Honeycomb toffee, honeycomb candy, sponge toffee, cinder toffee, seafoam, or hokey pokey is a sugary toffee with a light, rigid, sponge-like texture. Its main ingredients are typically brown sugar and baking soda, sometimes with an acid such as vinegar. The baking soda and acid react to form carbon dioxide which is trapped in the highly viscous mixture. When acid is not used, thermal decomposition of the baking soda releases carbon dioxide. The sponge-like structure is formed while the sugar is liquid, then the toffee sets hard. The candy goes by a variety of names and regional variants.
Sugar candy is any candy whose primary ingredient is sugar. The main types of sugar candies are hard candies, fondants, caramels, jellies, and nougats. In British English, this broad category of sugar candies is called sweets, and the name candy or sugar-candy is used only for hard candies that are nearly solid sugar.

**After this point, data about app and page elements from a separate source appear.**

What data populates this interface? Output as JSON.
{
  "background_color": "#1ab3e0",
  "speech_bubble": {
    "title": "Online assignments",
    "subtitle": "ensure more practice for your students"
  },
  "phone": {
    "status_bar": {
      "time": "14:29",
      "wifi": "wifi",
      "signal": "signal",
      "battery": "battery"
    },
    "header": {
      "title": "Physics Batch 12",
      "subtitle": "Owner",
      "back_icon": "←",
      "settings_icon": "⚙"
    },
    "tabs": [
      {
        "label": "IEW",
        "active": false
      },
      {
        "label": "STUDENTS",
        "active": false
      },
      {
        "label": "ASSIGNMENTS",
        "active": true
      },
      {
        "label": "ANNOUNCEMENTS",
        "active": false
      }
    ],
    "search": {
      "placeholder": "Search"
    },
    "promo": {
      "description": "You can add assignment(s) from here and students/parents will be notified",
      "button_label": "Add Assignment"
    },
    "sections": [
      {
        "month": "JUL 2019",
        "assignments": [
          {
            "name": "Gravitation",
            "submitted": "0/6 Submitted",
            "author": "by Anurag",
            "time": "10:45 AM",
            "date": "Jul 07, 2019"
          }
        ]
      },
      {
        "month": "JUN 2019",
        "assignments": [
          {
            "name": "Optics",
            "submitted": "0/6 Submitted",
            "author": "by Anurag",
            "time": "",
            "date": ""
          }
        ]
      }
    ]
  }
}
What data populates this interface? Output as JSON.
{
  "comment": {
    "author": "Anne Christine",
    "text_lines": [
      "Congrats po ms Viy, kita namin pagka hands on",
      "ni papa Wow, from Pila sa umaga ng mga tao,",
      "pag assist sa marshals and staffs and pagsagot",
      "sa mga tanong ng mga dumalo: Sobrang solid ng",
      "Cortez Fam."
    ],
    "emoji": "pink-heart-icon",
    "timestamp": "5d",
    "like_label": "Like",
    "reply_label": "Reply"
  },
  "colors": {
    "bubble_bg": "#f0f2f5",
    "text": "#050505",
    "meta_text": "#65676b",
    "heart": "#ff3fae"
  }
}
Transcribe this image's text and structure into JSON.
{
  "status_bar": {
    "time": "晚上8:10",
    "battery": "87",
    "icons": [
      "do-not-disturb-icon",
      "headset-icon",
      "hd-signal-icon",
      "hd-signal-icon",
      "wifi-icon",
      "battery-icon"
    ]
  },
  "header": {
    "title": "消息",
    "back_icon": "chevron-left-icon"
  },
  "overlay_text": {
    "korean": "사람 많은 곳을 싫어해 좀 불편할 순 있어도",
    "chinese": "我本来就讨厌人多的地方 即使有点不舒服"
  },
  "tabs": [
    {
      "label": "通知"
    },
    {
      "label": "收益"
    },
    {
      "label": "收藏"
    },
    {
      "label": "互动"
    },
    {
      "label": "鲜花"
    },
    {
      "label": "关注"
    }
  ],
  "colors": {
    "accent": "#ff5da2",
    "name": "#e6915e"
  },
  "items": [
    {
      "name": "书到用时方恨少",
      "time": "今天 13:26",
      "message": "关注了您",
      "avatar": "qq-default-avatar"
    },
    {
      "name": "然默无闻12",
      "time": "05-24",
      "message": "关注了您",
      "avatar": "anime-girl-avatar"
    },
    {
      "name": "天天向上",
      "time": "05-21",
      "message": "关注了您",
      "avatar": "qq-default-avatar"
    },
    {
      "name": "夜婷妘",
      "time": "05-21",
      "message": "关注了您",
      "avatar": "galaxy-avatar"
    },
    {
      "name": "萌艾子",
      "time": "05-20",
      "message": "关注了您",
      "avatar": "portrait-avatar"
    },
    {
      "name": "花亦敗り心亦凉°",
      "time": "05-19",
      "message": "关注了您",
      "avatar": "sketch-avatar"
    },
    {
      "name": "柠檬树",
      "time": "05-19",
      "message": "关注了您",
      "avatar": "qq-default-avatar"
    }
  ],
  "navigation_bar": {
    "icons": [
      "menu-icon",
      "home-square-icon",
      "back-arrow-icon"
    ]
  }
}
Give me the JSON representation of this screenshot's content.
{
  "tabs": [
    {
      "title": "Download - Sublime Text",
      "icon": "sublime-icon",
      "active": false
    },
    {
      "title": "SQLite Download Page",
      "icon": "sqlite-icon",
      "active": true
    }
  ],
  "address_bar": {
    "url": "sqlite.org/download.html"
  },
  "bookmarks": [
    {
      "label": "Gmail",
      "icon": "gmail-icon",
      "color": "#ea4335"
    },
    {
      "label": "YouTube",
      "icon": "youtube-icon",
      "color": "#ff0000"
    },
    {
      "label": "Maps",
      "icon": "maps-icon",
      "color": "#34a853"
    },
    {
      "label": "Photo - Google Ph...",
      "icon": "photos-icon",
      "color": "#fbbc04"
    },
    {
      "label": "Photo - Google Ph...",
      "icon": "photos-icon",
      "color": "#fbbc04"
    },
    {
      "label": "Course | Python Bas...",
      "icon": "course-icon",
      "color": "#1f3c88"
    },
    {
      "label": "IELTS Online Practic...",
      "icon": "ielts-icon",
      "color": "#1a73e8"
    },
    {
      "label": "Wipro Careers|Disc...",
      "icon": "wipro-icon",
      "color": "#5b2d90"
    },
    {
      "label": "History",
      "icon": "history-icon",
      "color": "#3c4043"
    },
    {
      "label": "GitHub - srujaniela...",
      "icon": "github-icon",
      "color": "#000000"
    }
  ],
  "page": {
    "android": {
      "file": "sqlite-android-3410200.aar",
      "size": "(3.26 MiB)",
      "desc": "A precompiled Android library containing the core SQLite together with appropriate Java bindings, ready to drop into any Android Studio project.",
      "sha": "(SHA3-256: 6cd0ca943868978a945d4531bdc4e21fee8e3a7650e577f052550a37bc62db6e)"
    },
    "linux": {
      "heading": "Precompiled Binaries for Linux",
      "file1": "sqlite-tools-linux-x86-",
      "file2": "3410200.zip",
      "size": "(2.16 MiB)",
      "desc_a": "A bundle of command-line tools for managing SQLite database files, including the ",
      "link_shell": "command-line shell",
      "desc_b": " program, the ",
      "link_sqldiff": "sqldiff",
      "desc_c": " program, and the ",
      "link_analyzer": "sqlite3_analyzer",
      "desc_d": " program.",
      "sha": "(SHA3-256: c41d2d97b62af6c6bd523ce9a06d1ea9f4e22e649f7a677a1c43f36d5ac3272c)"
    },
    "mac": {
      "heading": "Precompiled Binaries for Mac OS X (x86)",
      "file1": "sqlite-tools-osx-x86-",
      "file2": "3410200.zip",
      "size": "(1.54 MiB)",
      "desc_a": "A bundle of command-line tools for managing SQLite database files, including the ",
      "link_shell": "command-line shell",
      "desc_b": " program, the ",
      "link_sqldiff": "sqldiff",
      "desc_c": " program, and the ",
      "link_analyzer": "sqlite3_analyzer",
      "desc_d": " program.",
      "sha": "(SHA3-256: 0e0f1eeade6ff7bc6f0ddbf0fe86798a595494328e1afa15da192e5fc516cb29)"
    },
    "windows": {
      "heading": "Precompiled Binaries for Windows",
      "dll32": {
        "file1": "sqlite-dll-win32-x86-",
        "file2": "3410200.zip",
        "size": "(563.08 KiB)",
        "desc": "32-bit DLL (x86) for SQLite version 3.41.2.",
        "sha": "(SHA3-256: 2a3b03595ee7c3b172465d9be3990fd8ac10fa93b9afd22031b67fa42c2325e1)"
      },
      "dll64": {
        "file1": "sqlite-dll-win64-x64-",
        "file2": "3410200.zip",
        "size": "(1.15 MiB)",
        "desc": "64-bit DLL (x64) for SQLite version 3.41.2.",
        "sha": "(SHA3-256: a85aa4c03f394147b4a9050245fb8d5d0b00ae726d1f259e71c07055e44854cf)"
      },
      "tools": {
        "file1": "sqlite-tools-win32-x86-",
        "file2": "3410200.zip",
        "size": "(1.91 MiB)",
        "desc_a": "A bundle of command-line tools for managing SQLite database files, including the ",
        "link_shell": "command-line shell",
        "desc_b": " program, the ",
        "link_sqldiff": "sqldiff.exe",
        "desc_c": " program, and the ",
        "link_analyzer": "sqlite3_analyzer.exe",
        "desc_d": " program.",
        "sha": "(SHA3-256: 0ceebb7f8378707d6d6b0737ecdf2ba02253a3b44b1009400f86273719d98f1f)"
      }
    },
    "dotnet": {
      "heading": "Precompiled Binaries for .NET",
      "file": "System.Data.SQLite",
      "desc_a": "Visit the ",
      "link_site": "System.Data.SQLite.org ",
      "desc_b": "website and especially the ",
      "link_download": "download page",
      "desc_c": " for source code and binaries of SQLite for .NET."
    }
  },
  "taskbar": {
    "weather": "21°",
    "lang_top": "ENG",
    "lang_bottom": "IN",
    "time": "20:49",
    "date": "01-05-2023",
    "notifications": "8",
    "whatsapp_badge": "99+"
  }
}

Caramel apples or toffee apples are whole apples covered in a layer of caramel. They are created by dipping or rolling apples-on-a-stick in hot caramel, sometimes then rolling them in nuts or other small savories or confections, and allowing them to cool. When these additional ingredients, such as nut toppings, are added, the caramel apple can be called a taffy apple.
Caramel corn or caramel popcorn is a confection made of popcorn coated with a sugar or molasses based caramel candy shell that is normally less than 1mm thick. Typically a sugar solution or syrup is made and heated until it browns and becomes thick, producing a caramelized candy syrup. This hot candy is then mixed with popped popcorn, and allowed to cool. Sometimes, a candy thermometer is used, as making caramel is time-consuming and requires skill to make well without burning the sugar. The process creates a sweet flavored, crunchy snack food or treat. Some varieties, after coating with the candy syrup, are baked in an oven to crisp the mixture. Mixes of caramel corn sometimes contain nuts, such as peanuts, pecans, almonds, or cashews.
Taffy is a type of candy invented in the United States, made by stretching or/and pulling a sticky mass of a soft candy base, made of boiled sugar, butter, vegetable oil, flavorings, and colorings, until it becomes aerated, resulting in a light, fluffy and chewy candy. When this process is complete, the taffy is rolled, cut into small pieces and wrapped in wax paper to keep it soft. It is usually pastel-colored and fruit-flavored, but other flavors are common as well, including molasses and the "classic" (unflavored) taffy.
Bonfire toffee is a hard, brittle toffee associated with Halloween and Guy Fawkes Night in the United Kingdom. The toffee tastes very strongly of black treacle (molasses), and cheap versions can be quite bitter. In Scotland, the treat is known as claggum, with less sweet versions known as clack. In Wales, it is known as loshin du. The flavour is similar to that of butterscotch.
Brittle is a type of confection consisting of flat broken pieces of hard sugar candy embedded with nuts such as pecans, almonds, or peanuts, and which are usually less than 1 cm thick.
Almond Roca is a brand of chocolate-covered, hard toffee with a coating of ground almonds. It is similar to chocolate-covered English toffee. The candy is manufactured by the Brown & Haley Co. of Tacoma, Washington, founded in 1912 by Harry Brown and J.C. Haley.
A candy bar is a type of candy that is in the shape of a bar. The most common type of candy bar is the chocolate bar, including both bars made of solid chocolate and combination candy bars, which are candy bars that combine chocolate with other ingredients, such as nuts, caramel, nougat, or wafers.